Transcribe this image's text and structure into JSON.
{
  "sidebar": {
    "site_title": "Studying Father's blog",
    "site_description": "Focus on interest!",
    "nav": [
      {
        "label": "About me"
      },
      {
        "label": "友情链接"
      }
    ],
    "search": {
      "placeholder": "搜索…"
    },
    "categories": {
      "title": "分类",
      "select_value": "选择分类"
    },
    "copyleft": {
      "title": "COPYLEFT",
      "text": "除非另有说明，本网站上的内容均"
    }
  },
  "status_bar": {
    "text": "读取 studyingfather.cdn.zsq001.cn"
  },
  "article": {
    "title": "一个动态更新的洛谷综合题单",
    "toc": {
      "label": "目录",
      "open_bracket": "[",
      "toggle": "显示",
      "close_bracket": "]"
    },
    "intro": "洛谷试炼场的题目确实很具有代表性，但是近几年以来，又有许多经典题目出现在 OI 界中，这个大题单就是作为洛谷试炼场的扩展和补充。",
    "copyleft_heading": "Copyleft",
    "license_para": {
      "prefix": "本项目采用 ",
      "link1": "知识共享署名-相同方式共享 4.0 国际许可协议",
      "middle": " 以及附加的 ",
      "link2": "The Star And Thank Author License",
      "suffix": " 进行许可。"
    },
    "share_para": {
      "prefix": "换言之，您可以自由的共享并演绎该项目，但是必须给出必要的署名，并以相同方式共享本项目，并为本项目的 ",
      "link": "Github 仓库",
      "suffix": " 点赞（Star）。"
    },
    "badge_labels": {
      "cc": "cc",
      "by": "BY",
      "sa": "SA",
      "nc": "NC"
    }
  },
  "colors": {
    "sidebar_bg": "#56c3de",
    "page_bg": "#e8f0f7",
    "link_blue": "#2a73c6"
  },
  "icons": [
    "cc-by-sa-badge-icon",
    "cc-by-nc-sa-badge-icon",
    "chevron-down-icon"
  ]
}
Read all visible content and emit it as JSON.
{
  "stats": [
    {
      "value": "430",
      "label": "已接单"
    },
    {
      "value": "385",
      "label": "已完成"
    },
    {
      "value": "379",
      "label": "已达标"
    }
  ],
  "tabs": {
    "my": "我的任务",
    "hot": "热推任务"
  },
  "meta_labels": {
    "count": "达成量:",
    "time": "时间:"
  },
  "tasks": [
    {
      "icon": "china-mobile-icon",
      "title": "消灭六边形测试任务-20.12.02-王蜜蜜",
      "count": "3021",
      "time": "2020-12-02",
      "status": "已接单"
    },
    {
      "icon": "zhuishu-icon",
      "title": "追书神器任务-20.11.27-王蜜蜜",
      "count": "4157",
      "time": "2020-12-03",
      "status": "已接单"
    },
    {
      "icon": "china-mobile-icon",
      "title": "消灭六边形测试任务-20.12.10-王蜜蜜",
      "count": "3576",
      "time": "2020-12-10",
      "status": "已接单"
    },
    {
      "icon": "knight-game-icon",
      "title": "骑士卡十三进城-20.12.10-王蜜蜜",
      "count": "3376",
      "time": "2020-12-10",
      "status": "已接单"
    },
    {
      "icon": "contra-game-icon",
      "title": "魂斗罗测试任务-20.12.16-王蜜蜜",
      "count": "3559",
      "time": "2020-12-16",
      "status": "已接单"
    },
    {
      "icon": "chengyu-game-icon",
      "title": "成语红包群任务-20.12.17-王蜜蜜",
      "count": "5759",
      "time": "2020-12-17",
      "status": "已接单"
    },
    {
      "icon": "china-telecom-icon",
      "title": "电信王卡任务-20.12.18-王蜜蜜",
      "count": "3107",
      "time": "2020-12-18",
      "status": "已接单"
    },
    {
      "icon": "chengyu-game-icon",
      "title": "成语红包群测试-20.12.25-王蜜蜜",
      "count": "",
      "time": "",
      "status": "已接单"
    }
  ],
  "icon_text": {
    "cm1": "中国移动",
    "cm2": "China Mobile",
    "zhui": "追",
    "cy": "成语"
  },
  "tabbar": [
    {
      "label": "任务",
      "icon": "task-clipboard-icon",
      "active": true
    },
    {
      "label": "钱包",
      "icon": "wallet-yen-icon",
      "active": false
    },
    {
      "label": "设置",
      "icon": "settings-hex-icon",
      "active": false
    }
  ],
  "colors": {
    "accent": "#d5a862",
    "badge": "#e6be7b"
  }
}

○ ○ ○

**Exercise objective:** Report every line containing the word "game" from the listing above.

**Exercise output:**
      "icon": "knight-game-icon",
      "icon": "contra-game-icon",
      "icon": "chengyu-game-icon",
      "icon": "chengyu-game-icon",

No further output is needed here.